NPCA has engaged veterans and their families in advocacy work and park projects for years, such as restoring native plants in Santa Monica Mountains, supporting hurricane recovery at Dry Tortugas, building new trails at Ebey’s Landing or meeting with members of Congress. In 2022, we officially launched the Veterans Council. In this partnership, 13 veterans continue to serve their country by providing advice and perspective to advance NPCA’s policies and campaigns that protect national parks — a level of engagement that further builds community and strengthen our parks.
9. Conservationists fought to give wildlife safe passage throughout the country.
In North Carolina, the state’s transportation department is constructing a wildlife underpass as part of a bridge replacement on Interstate 40 through the Pigeon River Gorge near Great Smoky Mountains National Park, thanks to work by NPCA and other groups. This year, NPCA and Wildlands Network conducted research into additional strategies for reducing vehicle collisions on I-40 with bears, elk and other animals moving through the area.
In Alaska, wildlife activists rejoiced as the Bureau of Land Management began to reevaluate its permits for the Ambler mining road, which is proposed for an area of Alaska where over 188,000 Western Arctic Caribou migrate each year. The herd, which has already declined in population, need their vast range to remain intact to adapt in a changing climate.
10. Emmett Till’s life has gotten closer to being honored with a park site designation.
NPCA and our allies have been building support to memorialize Chicago native Emmett Till, a Black teen whose murder in rural Mississippi sparked some of the most impactful events of the civil rights movement, and his mother, Mamie Till-Mobley, who fought for justice in his memory. We’re thrilled that the National Park Service released Dec. 21 its Mississippi Civil Rights Sites Special Resource Study that affirms Till’s murder is suitable for inclusion in the park system.
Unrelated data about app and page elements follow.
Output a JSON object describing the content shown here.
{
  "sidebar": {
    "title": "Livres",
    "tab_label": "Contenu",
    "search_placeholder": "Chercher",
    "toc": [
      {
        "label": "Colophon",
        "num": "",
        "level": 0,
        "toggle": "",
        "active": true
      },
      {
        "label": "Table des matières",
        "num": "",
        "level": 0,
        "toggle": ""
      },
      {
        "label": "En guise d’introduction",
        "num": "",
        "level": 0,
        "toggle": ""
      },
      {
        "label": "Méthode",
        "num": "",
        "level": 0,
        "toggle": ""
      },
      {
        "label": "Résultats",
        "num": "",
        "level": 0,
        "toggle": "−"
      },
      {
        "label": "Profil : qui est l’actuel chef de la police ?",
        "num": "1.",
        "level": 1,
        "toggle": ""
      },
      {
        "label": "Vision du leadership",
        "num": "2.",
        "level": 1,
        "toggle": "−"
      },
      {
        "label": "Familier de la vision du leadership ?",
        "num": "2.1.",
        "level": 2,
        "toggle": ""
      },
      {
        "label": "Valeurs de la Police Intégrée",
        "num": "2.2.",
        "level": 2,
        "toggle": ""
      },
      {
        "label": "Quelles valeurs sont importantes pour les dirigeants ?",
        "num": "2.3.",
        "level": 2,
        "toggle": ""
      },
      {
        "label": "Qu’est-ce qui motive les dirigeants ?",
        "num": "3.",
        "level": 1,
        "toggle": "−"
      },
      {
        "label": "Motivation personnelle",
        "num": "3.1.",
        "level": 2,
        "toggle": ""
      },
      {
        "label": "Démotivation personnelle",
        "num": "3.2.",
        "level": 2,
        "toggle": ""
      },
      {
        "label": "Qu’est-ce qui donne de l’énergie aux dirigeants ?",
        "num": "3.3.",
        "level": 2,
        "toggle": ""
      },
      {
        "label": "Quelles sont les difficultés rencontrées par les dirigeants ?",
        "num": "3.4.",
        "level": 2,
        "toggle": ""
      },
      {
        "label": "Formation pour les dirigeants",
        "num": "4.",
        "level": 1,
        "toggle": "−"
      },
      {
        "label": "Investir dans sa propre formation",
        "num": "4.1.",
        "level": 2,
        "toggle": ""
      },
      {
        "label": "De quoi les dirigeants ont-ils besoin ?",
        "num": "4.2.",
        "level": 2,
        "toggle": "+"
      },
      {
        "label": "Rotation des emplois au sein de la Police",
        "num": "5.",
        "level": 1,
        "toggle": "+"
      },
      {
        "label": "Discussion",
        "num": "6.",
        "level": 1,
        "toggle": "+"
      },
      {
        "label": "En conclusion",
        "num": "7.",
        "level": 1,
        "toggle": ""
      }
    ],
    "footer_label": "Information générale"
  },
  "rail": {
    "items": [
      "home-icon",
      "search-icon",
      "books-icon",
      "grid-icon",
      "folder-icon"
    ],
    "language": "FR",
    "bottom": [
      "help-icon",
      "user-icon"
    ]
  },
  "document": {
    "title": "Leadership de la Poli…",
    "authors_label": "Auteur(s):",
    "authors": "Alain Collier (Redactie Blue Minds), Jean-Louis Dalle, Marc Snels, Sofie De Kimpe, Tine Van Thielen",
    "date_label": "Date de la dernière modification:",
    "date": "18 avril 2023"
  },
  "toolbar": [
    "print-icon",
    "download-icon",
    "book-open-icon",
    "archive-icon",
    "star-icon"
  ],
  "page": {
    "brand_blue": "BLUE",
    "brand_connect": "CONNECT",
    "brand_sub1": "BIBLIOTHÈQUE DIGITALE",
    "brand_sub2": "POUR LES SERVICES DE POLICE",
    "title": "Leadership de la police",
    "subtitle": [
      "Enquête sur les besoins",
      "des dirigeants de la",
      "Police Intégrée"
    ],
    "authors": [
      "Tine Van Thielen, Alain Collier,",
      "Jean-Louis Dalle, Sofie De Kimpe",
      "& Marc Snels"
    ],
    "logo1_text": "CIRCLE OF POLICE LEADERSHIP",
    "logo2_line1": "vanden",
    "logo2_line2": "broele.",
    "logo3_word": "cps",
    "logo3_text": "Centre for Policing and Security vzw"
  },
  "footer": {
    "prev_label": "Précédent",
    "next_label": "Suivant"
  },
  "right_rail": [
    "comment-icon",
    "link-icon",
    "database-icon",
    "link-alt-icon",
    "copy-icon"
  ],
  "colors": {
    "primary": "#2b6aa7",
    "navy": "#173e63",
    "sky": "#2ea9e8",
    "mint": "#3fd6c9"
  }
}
As we enter the new year with hopes for a new national park site, we invite you to learn more about Emmett Till and support the call to honor his life.
About the author
Chyla Anderson Online Engagement Manager
As Online Engagement Manager, Chyla works to engage park supporters at every stage of their journey empowering them to form long-lasting relationships with our parks.